I have been a huge fan of THE OFFICE ever since its first season. And, up to and including the very last episode, I am glad I did. The Series was original in its premise and execution, the pseudo-documentary format opening up numerous previously little explored avenues of storytelling. And it was great fun to watch.
The setting (the office of a small branch of paper-selling company) and the stories (everyday life of the people found working in such a low-prospects jobs) seem mundane at first. And there lies the magic of the creators. For (if the endless strings of CSIs are any indication) it not hard to create good TV with car chases, gadgets and explosions. It is extremely hard to make excellent TV with only the everyday grind to work with. It seems effortless only because they made it look easy.
The brief one-way interviews each character had with the camera functioned as either prefatory summaries of stories about to unfold (building up the anticipation) or as instances of pushing back, yet never breaking, the forth wall, and, thus, making the viewing experience more personal and involving. All without the show ever loosing its step.
Producing, directing and writing will only get you so far without the right cast. And THE OFFICE enjoyed such stellar cast. Steve Carell may have risked getting typecast by creating the unforgettable character of Michael Scott but it was worth it. Jim (John Krasinski) and Pam (Jenna Fischer) served first as the precarious love interest and then as the familiar friends you care about and the rest of the cast was one successful pick after another. From hypochondriac and hypercritical (not to mention hypocritical) Angela Martin (Angela Kinsey) to perky Kelly Erin Hannon (Ellie Kemper), I could not imagine anyone else portraying these memorable characters. However, the show stealer has always been obsessive nerd Dwight Schrute, portrayed to perfection by Rainn Wilson.
Purists and snobs will try to argue that the precursor British Series was better. Strangely for someone who usually finds Hollywood remakes watered down and bland, in this case I strongly disagree. The US version was much better. It had the perfect mix of familiar workday desperation and sweet quirkiness to make it a weekly craved addiction. In contrast, I found the BBC version too mean for my taste. Maybe one should have grown up in a cruel class system carved out by accent hues and prep-school rankings to appreciate it; however, during the handful of episodes I managed to watch I found myself laughing at the characters, not with them, and then felt bad about it. Anyway, in all honesty, how could Gareth ever compare to Dwight!
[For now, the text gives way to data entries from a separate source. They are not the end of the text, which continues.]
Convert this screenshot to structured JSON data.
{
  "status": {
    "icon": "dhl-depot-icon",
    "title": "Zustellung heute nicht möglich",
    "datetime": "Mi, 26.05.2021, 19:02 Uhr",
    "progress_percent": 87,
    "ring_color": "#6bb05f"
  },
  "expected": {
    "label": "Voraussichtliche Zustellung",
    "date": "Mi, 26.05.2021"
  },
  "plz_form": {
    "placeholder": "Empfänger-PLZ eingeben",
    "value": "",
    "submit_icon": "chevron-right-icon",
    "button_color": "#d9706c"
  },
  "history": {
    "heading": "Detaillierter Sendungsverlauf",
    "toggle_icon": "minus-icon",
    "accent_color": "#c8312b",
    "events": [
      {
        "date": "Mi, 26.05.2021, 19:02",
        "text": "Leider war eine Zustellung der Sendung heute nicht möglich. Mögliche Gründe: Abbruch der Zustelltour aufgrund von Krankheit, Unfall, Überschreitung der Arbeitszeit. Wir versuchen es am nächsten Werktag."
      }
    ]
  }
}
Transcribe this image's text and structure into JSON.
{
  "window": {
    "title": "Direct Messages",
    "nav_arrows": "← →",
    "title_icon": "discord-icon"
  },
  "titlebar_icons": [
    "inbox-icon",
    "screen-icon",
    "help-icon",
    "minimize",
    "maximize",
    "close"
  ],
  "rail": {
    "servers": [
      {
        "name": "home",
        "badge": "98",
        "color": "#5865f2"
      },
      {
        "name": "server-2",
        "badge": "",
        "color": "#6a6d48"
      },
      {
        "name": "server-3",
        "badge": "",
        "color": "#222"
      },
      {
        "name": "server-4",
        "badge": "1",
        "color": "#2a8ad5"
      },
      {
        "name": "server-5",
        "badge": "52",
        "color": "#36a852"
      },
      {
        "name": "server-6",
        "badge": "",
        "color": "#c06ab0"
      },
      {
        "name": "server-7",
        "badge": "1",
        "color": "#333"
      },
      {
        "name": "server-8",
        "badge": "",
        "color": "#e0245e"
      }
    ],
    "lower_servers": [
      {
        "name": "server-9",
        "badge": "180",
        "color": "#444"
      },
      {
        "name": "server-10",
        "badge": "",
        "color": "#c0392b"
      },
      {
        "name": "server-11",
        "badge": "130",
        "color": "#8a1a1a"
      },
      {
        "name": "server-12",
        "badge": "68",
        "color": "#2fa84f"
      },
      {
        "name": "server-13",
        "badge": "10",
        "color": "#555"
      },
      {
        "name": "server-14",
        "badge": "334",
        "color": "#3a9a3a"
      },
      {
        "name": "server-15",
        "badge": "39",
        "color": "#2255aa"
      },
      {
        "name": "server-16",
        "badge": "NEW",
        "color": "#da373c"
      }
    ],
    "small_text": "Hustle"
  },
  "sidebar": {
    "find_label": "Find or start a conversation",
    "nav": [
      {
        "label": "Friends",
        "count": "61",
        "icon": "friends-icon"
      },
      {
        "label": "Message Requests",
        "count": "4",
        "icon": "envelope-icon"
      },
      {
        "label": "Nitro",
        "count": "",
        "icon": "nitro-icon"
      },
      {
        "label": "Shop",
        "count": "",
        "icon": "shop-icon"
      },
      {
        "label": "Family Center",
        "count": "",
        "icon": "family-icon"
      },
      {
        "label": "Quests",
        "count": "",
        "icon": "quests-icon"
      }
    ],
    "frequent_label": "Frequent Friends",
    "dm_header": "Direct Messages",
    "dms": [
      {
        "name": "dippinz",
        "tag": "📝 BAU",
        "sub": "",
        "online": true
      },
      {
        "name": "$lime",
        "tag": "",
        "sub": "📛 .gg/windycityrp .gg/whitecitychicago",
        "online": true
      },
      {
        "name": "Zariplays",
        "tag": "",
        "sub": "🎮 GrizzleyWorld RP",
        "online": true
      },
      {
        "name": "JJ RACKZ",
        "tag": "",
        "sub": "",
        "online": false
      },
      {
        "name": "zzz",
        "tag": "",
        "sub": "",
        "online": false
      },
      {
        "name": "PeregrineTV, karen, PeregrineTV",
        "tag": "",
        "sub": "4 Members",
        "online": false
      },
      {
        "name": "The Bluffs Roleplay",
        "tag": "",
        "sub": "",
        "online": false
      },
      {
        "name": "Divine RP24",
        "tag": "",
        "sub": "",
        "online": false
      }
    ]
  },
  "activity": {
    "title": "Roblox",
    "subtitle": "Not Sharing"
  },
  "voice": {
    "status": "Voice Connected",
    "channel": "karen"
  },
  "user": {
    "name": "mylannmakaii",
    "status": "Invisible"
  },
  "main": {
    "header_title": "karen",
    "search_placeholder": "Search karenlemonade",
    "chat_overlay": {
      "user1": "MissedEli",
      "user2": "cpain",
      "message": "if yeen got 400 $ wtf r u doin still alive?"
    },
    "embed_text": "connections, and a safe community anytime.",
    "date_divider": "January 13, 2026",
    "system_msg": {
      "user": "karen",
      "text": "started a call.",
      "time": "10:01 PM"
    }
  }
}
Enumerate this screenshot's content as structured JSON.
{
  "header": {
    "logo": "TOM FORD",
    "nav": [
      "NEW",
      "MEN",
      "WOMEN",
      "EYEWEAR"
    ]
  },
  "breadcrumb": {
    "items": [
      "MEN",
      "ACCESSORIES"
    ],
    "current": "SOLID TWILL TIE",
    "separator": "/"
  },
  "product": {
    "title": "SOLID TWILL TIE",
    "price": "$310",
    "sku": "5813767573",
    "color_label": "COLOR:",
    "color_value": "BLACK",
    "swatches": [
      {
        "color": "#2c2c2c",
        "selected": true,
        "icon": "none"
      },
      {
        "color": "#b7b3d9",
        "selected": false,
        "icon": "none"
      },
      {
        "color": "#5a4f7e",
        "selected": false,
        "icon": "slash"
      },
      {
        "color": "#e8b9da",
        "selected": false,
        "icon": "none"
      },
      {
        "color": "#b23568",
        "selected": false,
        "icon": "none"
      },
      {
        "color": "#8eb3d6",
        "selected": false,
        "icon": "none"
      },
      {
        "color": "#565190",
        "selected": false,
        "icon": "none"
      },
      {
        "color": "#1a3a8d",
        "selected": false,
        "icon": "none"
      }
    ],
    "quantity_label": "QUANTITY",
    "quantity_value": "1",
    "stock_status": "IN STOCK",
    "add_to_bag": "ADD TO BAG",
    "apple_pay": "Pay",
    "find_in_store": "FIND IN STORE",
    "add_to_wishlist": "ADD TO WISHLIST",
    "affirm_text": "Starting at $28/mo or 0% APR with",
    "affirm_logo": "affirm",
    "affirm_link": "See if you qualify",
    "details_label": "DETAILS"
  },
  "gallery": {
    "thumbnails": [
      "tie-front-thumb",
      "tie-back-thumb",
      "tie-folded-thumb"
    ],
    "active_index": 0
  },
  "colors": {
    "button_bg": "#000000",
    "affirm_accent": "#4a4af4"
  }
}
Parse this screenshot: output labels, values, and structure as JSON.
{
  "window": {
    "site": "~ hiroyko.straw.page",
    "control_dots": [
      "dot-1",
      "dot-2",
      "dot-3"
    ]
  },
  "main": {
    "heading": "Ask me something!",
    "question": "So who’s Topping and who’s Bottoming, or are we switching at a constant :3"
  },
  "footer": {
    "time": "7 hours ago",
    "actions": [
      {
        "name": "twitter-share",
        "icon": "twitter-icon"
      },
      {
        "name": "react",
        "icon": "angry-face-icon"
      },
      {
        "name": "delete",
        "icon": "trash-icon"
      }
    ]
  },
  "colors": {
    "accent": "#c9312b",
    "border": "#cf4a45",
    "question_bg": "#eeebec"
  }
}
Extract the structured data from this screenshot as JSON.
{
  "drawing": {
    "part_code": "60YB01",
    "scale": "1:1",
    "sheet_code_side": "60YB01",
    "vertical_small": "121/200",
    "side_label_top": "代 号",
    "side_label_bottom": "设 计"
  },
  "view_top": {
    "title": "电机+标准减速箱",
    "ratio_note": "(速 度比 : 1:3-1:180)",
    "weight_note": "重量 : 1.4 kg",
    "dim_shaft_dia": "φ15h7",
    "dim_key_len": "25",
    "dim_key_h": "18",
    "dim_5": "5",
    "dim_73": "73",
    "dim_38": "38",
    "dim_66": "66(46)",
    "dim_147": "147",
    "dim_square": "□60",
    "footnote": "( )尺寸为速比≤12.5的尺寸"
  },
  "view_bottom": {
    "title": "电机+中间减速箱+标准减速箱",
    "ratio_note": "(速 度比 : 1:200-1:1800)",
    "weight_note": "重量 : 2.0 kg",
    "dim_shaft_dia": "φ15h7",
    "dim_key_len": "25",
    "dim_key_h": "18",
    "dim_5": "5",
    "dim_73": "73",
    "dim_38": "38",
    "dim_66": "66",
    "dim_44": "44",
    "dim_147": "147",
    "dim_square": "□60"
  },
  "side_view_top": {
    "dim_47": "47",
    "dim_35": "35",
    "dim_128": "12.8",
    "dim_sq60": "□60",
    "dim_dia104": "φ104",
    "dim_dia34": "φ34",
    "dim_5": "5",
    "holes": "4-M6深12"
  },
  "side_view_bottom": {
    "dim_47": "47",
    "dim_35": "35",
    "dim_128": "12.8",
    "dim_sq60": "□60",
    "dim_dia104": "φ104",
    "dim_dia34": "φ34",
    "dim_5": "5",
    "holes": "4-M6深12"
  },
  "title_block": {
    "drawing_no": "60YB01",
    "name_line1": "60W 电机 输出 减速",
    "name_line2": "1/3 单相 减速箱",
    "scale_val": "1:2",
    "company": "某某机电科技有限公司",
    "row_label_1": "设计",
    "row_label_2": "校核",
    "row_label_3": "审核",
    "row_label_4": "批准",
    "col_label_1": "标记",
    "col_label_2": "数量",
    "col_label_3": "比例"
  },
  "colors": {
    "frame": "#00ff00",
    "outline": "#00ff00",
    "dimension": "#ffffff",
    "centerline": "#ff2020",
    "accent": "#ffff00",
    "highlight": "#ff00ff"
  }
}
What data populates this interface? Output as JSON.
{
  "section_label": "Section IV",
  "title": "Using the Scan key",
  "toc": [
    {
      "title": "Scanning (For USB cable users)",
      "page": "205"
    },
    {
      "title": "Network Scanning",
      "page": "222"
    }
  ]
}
The series is unique in another aspect as well: it respected its viewers. Every producer, director and writer wants to make his or hers memorable splash so we often end up with unnecessary cliffhangers, ambiguous endings or unsatisfying closures. Not so with THE OFFICE. No spoilers but I will just state that the show does not disappoint to the very end.
Now, how many reams of Dunder Mifflin Premium acid-free paper should I you down for?Read more ›